Wednesday, April 02, 2008

Privatization battles to come

Last week the State Property Fund threatened to suspend the planned privatization of several state-owned companies by the Tymoshenko government.

This from 'Kyiv Post':

"The Ukrainian government, led by Prime Minister Yulia Tymoshenko, planned in its 2008 state budget to raise about $1.8 billion in revenue by privatizing strategic state-owned companies such as Ukrtelekom, Turboatom, six oblenergos and the Odesa Portside Plant, whose tender was planned for early May.

With the Fund led by Valentyna Semeniuk, a presidential ally, the announcement [to suspend the privatizations] is viewed by political observers as the latest obstacle thrown by President Viktor Yushchenko in the path of Tymoshenko, who is looking for funds for her ambitious social spending programs.

The situation is “rather serious” and Tymoshenko might not be able to raise the financial resources necessary for her social spending programs since “the Secretariat is ready to fight this issue until the very end,” said Mykhailo Pohrebinskiy, director of the Center of Political and Conflict Studies in Kyiv, which is financed by its private clients.

Ever since the Cabinet of Ministers dismissed Semeniuk on Feb. 6, accusing her of corruption, and tried to replace her with Tymoshenko ally Andriy Portnov, the Fund has been a key battleground in an ongoing struggle between Yushchenko and Tymoshenko. The next day, Yushchenko vetoed the Cabinet’s decision to dismiss Semeniuk..."

Last week, Tymoshenko declared: "..privatization has been brought to a stop...I don't want to say which people are ruining privatization." She threatened that: "if the process continues, I, as premier, will name names, show documents and name the interests of people who are sabotaging privatization."

Today 'Ukrainska Pravda' publishes leaked documents from the head of the President's secretariat, Viktor Baloha, to Tymoshenko, which explain her outburst last week.

U.P. reveals the causes for the President/Prime minister conflict, are centred on the privatization of three enterprises: Turboatom, Dniproenergo, and and the Krivorih ore enrichment plant.

The President wants to retain the loyalty of Socialist Valentyna Semenyuk [for reasons I explained in an earlier posting].

Turboatom, in the last few years has been run under the patronage of the Socialists. Its long-time boss entered parliament in the 2006 elections on the Socialists' list. The new head of the company is a former Socialist leader in Kharkiv, and was appointed by Semenyuk, rather than by existing shareholders. There are suspicions that he may have been using a bank, with which he is associated, to handle company funds at reduced interest rates.

Also, Russian businessman Konsyantin Grigorishin is interested in gaining control of Turboatom; and it so happens that he is on good terms with Ukraine's Communists. Because of the paper-thin orange majority in the VR, Tymoshenko needs the the Communists - they have supported her once already, when calling for early mayoral elections in Kyiv. With assistance from the Communists she will be able cover for any possible votes lost in the VR due to renegade Balohaistas.

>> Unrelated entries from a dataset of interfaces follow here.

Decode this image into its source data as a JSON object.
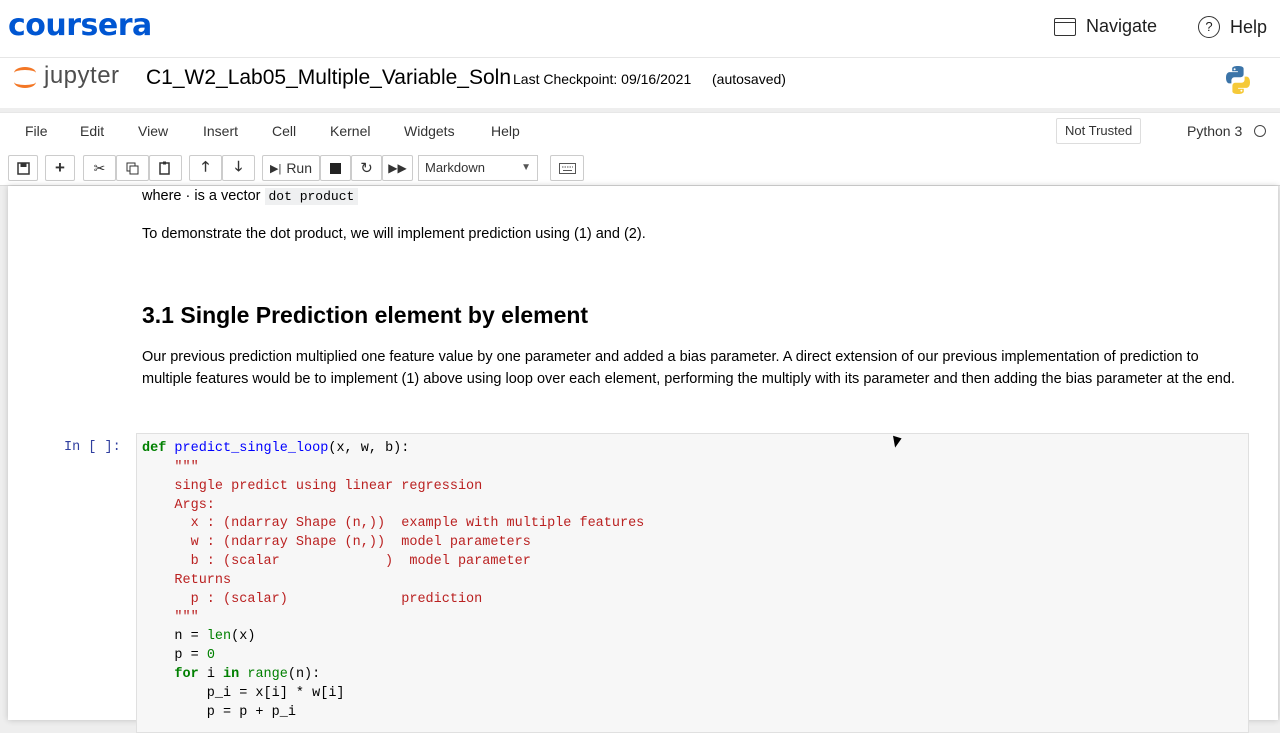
{
  "coursera": {
    "logo": "coursera",
    "navigate_label": "Navigate",
    "help_label": "Help",
    "navigate_icon": "window-icon",
    "help_icon": "question-circle-icon",
    "brand_color": "#0056d2"
  },
  "jupyter": {
    "logo_text": "jupyter",
    "notebook_title": "C1_W2_Lab05_Multiple_Variable_Soln",
    "checkpoint": "Last Checkpoint: 09/16/2021",
    "autosaved": "(autosaved)",
    "logo_color": "#f37726"
  },
  "menubar": {
    "items": [
      "File",
      "Edit",
      "View",
      "Insert",
      "Cell",
      "Kernel",
      "Widgets",
      "Help"
    ],
    "trust_label": "Not Trusted",
    "kernel_name": "Python 3"
  },
  "toolbar": {
    "run_label": "Run",
    "cell_type": "Markdown",
    "icons": [
      "save-icon",
      "add-cell-icon",
      "cut-icon",
      "copy-icon",
      "paste-icon",
      "move-up-icon",
      "move-down-icon",
      "run-icon",
      "stop-icon",
      "restart-icon",
      "fast-forward-icon",
      "keyboard-icon"
    ]
  },
  "notebook": {
    "line1_pre": "where · is a vector",
    "line1_code": "dot product",
    "line2": "To demonstrate the dot product, we will implement prediction using (1) and (2).",
    "heading": "3.1 Single Prediction element by element",
    "paragraph": "Our previous prediction multiplied one feature value by one parameter and added a bias parameter. A direct extension of our previous implementation of prediction to multiple features would be to implement (1) above using loop over each element, performing the multiply with its parameter and then adding the bias parameter at the end.",
    "prompt": "In [ ]:",
    "code": {
      "l1_kw": "def",
      "l1_fn": "predict_single_loop",
      "l1_rest": "(x, w, b):",
      "l2": "    \"\"\"",
      "l3": "    single predict using linear regression",
      "l4": "    Args:",
      "l5": "      x : (ndarray Shape (n,))  example with multiple features",
      "l6": "      w : (ndarray Shape (n,))  model parameters",
      "l7": "      b : (scalar             )  model parameter",
      "l8": "    Returns",
      "l9": "      p : (scalar)              prediction",
      "l10": "    \"\"\"",
      "l11_pre": "    n = ",
      "l11_bi": "len",
      "l11_post": "(x)",
      "l12_pre": "    p = ",
      "l12_num": "0",
      "l13_pre": "    ",
      "l13_kw": "for",
      "l13_mid": " i ",
      "l13_in": "in",
      "l13_sp": " ",
      "l13_bi": "range",
      "l13_post": "(n):",
      "l14": "        p_i = x[i] * w[i]",
      "l15": "        p = p + p_i"
    }
  }
}
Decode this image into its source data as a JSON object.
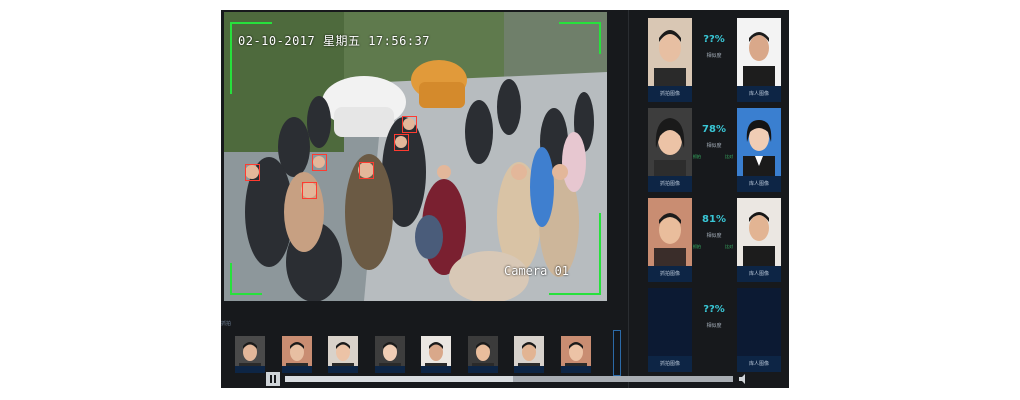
{
  "video": {
    "timestamp": "02-10-2017 星期五 17:56:37",
    "camera_label": "Camera 01"
  },
  "matches": [
    {
      "score": "??%",
      "score_label": "相似度",
      "left_caption": "抓拍图像",
      "right_caption": "库人图像",
      "left_tag": "",
      "right_tag": ""
    },
    {
      "score": "78%",
      "score_label": "相似度",
      "left_caption": "抓拍图像",
      "right_caption": "库人图像",
      "left_tag": "抓拍",
      "right_tag": "比对"
    },
    {
      "score": "81%",
      "score_label": "相似度",
      "left_caption": "抓拍图像",
      "right_caption": "库人图像",
      "left_tag": "抓拍",
      "right_tag": "比对"
    },
    {
      "score": "??%",
      "score_label": "相似度",
      "left_caption": "抓拍图像",
      "right_caption": "库人图像",
      "left_tag": "",
      "right_tag": ""
    }
  ],
  "filmstrip": {
    "label": "抓拍",
    "items": [
      {
        "caption": ""
      },
      {
        "caption": ""
      },
      {
        "caption": ""
      },
      {
        "caption": ""
      },
      {
        "caption": ""
      },
      {
        "caption": ""
      },
      {
        "caption": ""
      },
      {
        "caption": ""
      }
    ]
  },
  "playback": {
    "progress": 0.51
  },
  "colors": {
    "accent": "#39c7d6",
    "detect_box": "#27e13c",
    "face_box": "#ff3b30",
    "panel": "#0d2545"
  },
  "icons": {
    "pause": "pause-icon",
    "volume": "volume-icon"
  }
}
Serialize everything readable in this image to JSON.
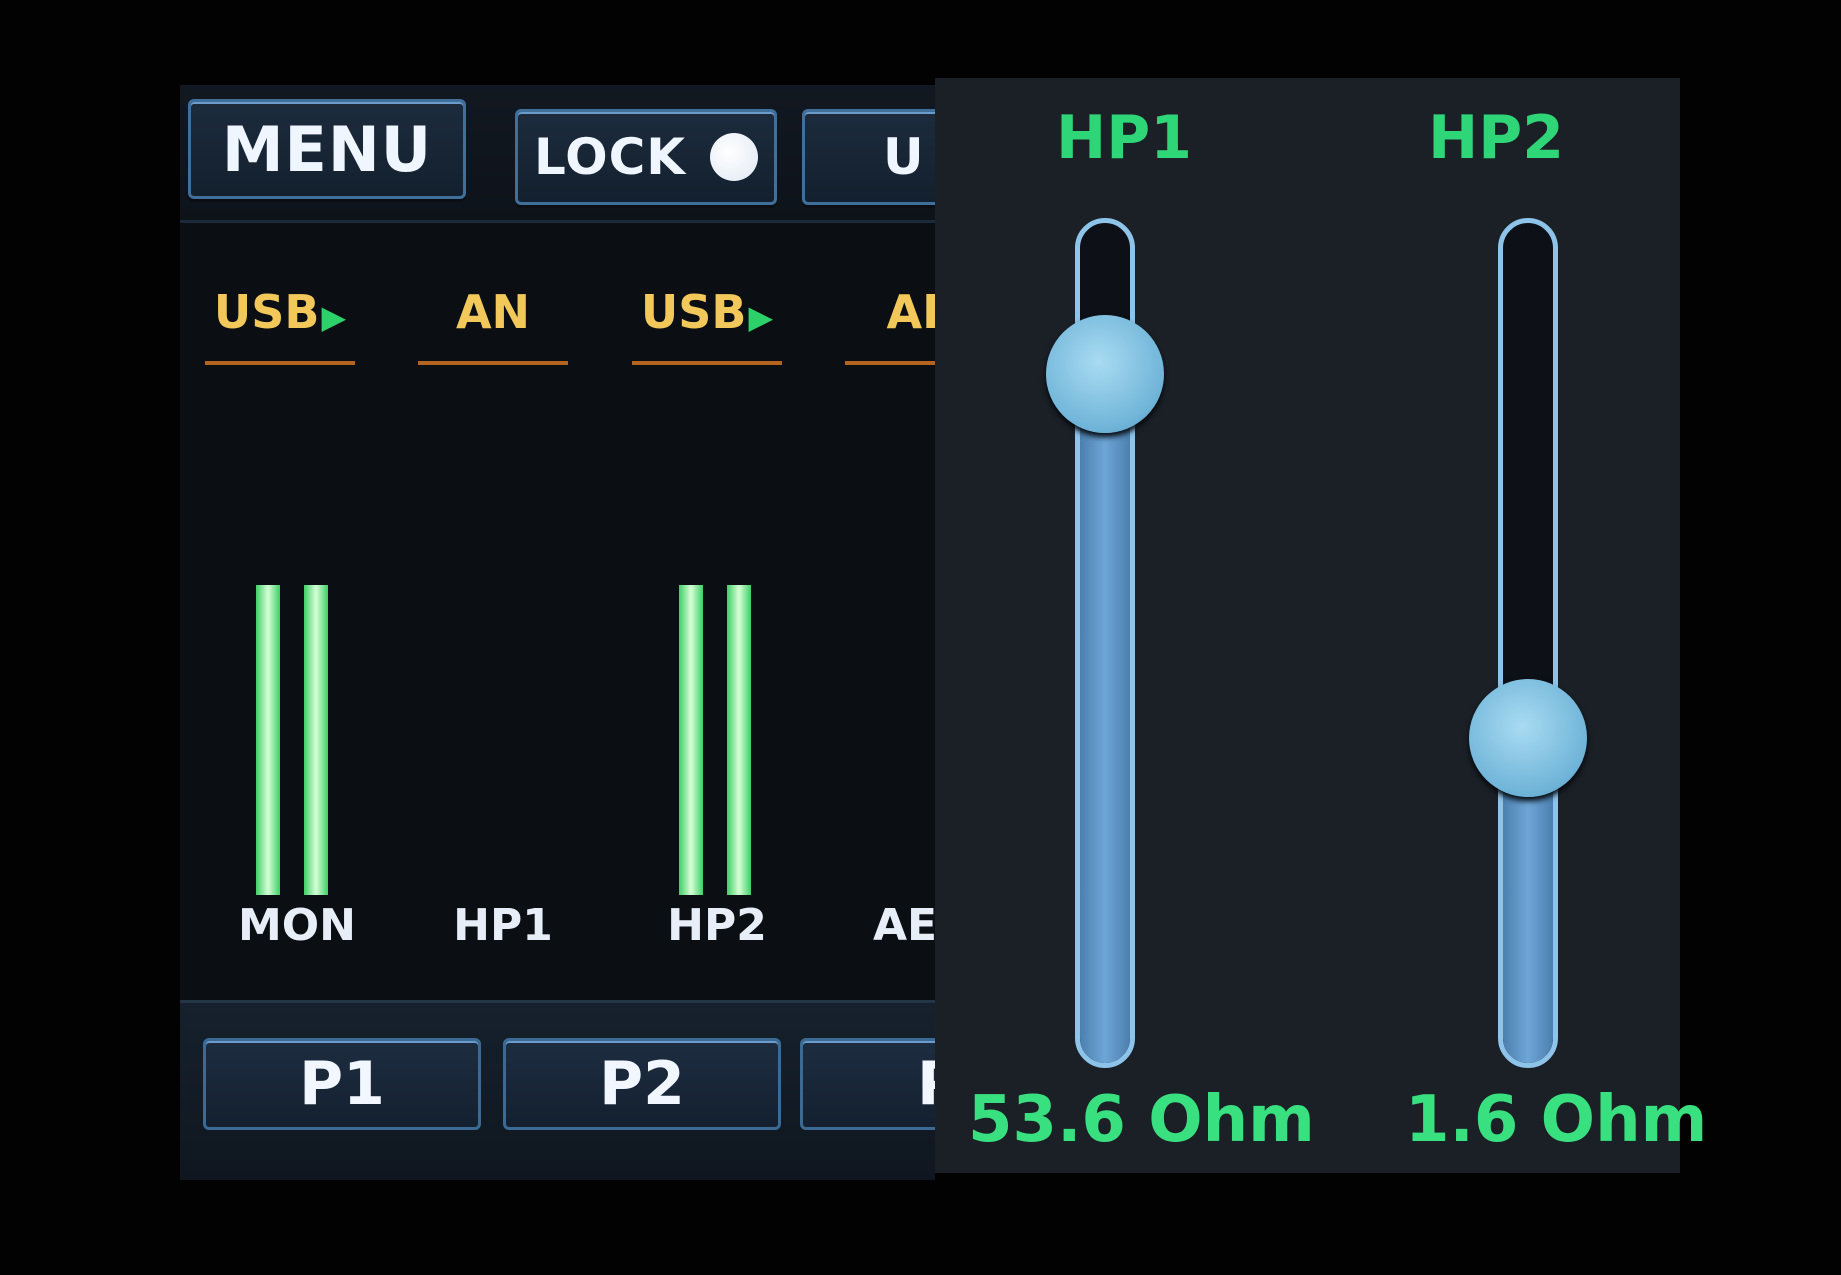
{
  "toolbar": {
    "menu_label": "MENU",
    "lock_label": "LOCK",
    "us_label": "U"
  },
  "sources": [
    {
      "label": "USB",
      "arrow": "▶"
    },
    {
      "label": "AN",
      "arrow": ""
    },
    {
      "label": "USB",
      "arrow": "▶"
    },
    {
      "label": "AE",
      "arrow": ""
    }
  ],
  "channels": [
    {
      "label": "MON"
    },
    {
      "label": "HP1"
    },
    {
      "label": "HP2"
    },
    {
      "label": "AE"
    }
  ],
  "presets": [
    {
      "label": "P1"
    },
    {
      "label": "P2"
    },
    {
      "label": "P"
    }
  ],
  "headphones": [
    {
      "title": "HP1",
      "value": "53.6 Ohm",
      "level": 0.84
    },
    {
      "title": "HP2",
      "value": "1.6 Ohm",
      "level": 0.38
    }
  ],
  "colors": {
    "accent_green": "#2fd678",
    "source_yellow": "#f3c85a",
    "slider_blue": "#6ea6d8"
  }
}
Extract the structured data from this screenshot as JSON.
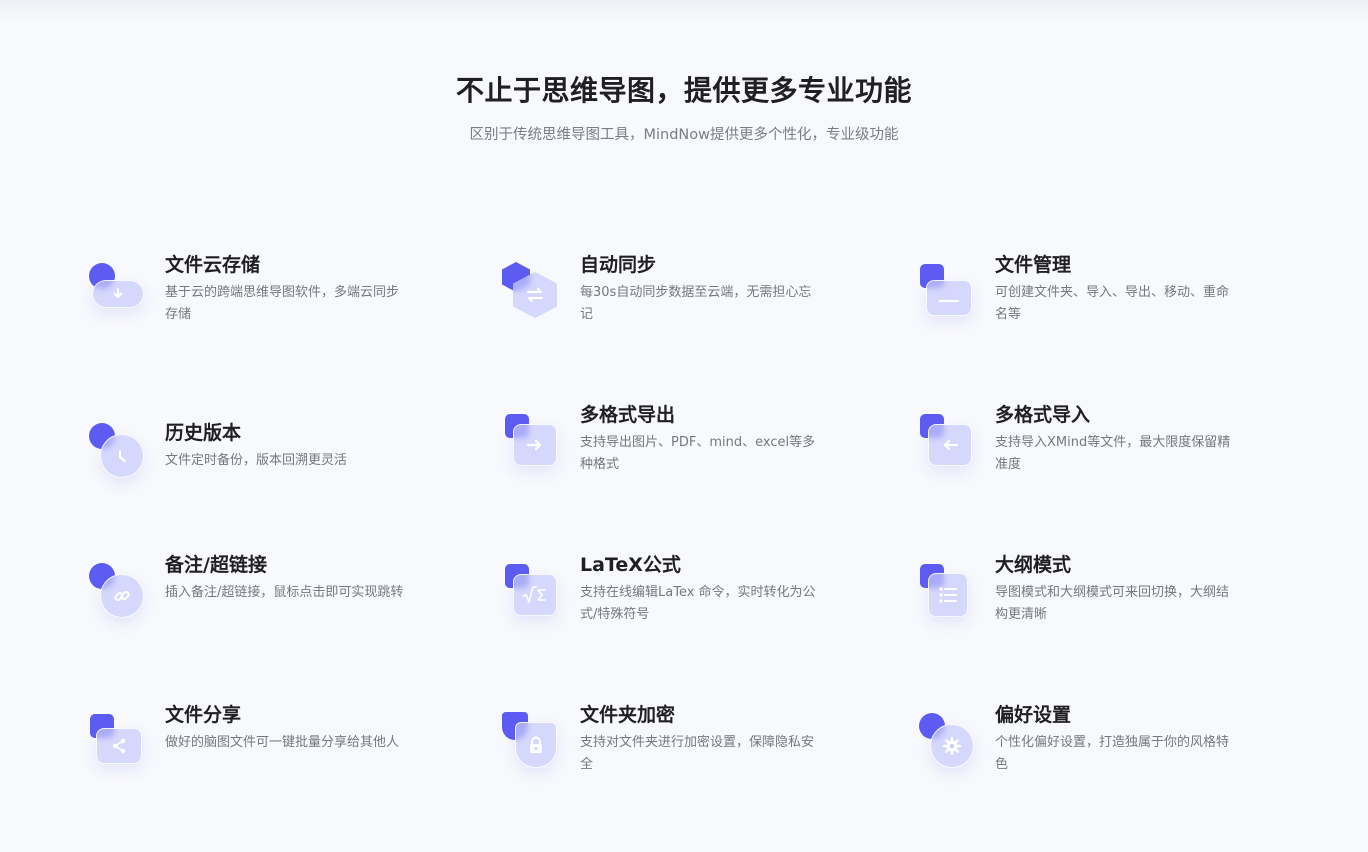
{
  "header": {
    "title": "不止于思维导图，提供更多专业功能",
    "subtitle": "区别于传统思维导图工具，MindNow提供更多个性化，专业级功能"
  },
  "features": [
    {
      "title": "文件云存储",
      "desc": "基于云的跨端思维导图软件，多端云同步存储",
      "icon": "cloud-storage-icon"
    },
    {
      "title": "自动同步",
      "desc": "每30s自动同步数据至云端，无需担心忘记",
      "icon": "auto-sync-icon"
    },
    {
      "title": "文件管理",
      "desc": "可创建文件夹、导入、导出、移动、重命名等",
      "icon": "folder-manage-icon"
    },
    {
      "title": "历史版本",
      "desc": "文件定时备份，版本回溯更灵活",
      "icon": "history-clock-icon"
    },
    {
      "title": "多格式导出",
      "desc": "支持导出图片、PDF、mind、excel等多种格式",
      "icon": "export-icon"
    },
    {
      "title": "多格式导入",
      "desc": "支持导入XMind等文件，最大限度保留精准度",
      "icon": "import-icon"
    },
    {
      "title": "备注/超链接",
      "desc": "插入备注/超链接，鼠标点击即可实现跳转",
      "icon": "link-icon"
    },
    {
      "title": "LaTeX公式",
      "desc": "支持在线编辑LaTex 命令，实时转化为公式/特殊符号",
      "icon": "formula-icon"
    },
    {
      "title": "大纲模式",
      "desc": "导图模式和大纲模式可来回切换，大纲结构更清晰",
      "icon": "outline-list-icon"
    },
    {
      "title": "文件分享",
      "desc": "做好的脑图文件可一键批量分享给其他人",
      "icon": "share-icon"
    },
    {
      "title": "文件夹加密",
      "desc": "支持对文件夹进行加密设置，保障隐私安全",
      "icon": "lock-icon"
    },
    {
      "title": "偏好设置",
      "desc": "个性化偏好设置，打造独属于你的风格特色",
      "icon": "settings-gear-icon"
    }
  ],
  "colors": {
    "accent": "#5d5cf2",
    "glass": "#c8cafc",
    "background": "#f8f9fc",
    "title": "#1f1f24",
    "desc": "#75787f"
  }
}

The President and his secretariat are against privatization of four electicity generating companies, and Dniproenergo in particular. This may be because Rinat Akhmetov obtained a fair chunk of the the company last year as a reward for supporting early VR elections.

The Kryvorih ore enrichment plant, during Yuriy Yekhanurov's stint as PM, was earmarked to be a JV shared between Russian oligarchs Alisher Usmanov, Vadim Novinksy, and Rinat Akhmetov, who were to complete the plant's construction and bring it to order. Serhiy Taruta and other business rivals of Akhmetov convinced Yushchenko to to scrap this idea at that time, and now the President has other ideas again.

The head of the State property fund, Valentyna Semenyuk, is supporting the secretariat, citing rulings of the State anti-monopoly committee which is chaired by PoR parliamentary deputy Oleksiy Kostusyev. U.P. reveals that a mutiny has taken place in the State property fund and many of its managers have switched their allegiance to Tymoshenko and will carry out directives from the KabMin, whilst some still remain loyal to Semenyuk.

There does not seem to be much 'wriggle room' available for compromise between the president's office and the KabMin right now.

1 comment:

Anonymous said...

Good post -- very interesting.

Kommersant has a piece entitled "The Bloc of Valentina Semenyuk" today suggesting that the privatization of 6 oblenergos (smaller, not the 4 larger, more controversial ones) looks set to go ahead in the second half of May.

This coincided with Semenyuk's "10 day vacation" she just took...